Molly highlighted the different subsidies received by different forms of energy generation. This can help counter the myth that renewable energy is unfairly preferred. The IMF calculates that fossil fuel subsidies in the UK cost each person £400 per year. With regards to nuclear costs and subsidies, the Department of Energy and Climate Change has a core budget of £5.7 billion per year – of this 60% goes on the cost of nuclear decommissioning and clean up. Molly also highlighted the progress made to date in renewables in the Southwest with 12,000 jobs generated and £3 billion of investment. She flagged that Europe could have an increasingly important role in the management and delivery of energy, whether it be collective purchasing of energy or the development of high voltage grid systems across Europe that will allow renewable energy to be much more effectively distributed – whether that be solar power from the Sahara, hydro-electric power from Norway or wind from Britain and Northern Germany.

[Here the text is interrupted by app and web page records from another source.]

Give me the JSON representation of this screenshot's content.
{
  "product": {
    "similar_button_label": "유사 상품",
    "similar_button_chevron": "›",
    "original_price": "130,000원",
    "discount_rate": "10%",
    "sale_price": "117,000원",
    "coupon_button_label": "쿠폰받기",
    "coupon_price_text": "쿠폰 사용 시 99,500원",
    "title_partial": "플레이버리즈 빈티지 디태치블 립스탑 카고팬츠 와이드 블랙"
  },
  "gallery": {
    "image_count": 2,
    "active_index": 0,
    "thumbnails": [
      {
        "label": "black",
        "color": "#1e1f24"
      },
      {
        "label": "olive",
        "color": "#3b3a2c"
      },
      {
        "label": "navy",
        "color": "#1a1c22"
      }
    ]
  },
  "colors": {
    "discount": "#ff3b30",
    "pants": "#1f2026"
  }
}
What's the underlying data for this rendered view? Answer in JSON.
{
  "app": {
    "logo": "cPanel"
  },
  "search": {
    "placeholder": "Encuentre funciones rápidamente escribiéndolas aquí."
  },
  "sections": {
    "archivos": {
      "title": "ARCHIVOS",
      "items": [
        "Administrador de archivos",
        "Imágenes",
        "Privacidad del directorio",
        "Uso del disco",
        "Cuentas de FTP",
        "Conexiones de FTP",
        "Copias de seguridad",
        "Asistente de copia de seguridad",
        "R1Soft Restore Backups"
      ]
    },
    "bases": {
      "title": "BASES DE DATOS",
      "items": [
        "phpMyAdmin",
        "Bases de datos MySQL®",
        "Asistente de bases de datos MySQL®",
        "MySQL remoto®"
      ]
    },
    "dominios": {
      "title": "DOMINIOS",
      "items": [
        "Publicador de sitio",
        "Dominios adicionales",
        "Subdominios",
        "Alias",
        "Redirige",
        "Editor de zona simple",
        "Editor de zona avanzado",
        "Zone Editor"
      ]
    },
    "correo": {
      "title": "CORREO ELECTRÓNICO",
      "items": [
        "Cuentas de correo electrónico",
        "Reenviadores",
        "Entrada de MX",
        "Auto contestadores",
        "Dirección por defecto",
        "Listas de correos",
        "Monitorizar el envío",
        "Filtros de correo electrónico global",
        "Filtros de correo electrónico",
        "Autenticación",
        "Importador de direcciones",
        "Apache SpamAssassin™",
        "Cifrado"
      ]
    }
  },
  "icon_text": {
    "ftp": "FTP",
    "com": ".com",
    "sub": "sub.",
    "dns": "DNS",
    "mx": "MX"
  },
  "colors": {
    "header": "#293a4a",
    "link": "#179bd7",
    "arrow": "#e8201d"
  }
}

Valuable comments from people attending included the challenge that in our energy policy, at whatever level, we should be looking at the overall investment cost per tonne of carbon saved. This would give the right level of prioritisation to some of the cheapest and most cost-effective measures for reducing and generating energy. David Saunders, of Bristol Power Co-op, highlighted research which indicates that the average capital cost of investment to get to 100% renewables is about four years of an individual's annual energy bill. While this is a large sum of money, at a householder level this could be both affordable and transforming in our shift to a low carbon future.
In addition to the range of smaller energy projects already funded by Bristol 2015, Andrew Clarke proposed two particular projects for Bristol to progress as part of its Green Capital energy legacy.
- Look at tapping into the Hotwells area geothermal energy for our district heating network. Expert calculations suggest that the capital cost of using the old gasworks site opposite the SS Great Britain for this would create 85 jobs, cost £60 million and it would save 53,000 tonnes of CO2 per year.
- Establish a small community windfarm in the Severn Estuary with 300 MW of power, 40 to 50 turbines at a cost of £90 million. These could power the equivalent of 200,000 homes.
People left this meeting with a better understanding of the wealth of green energy opportunities that are available in Bristol and the South West. And many were inspired by the informed rigorous thinking, that can allow Bristol to lead in the creation of a local energy future that is prosperous, sustainable and self-sufficient.
Following on from this meeting in the coming months Bristol Energy Network will be working with city stakeholders including the Bristol Green Capital Partnership, Bristol City Council and members of the Energy Action Group to help shape future actions and priorities for the city. Save the date for a BGCP Quarterly Partnership Gathering on 23rd February 2016 that will share some of this work, showcase current and future energy initiatives and gather input into the Climate and Energy Security Framework.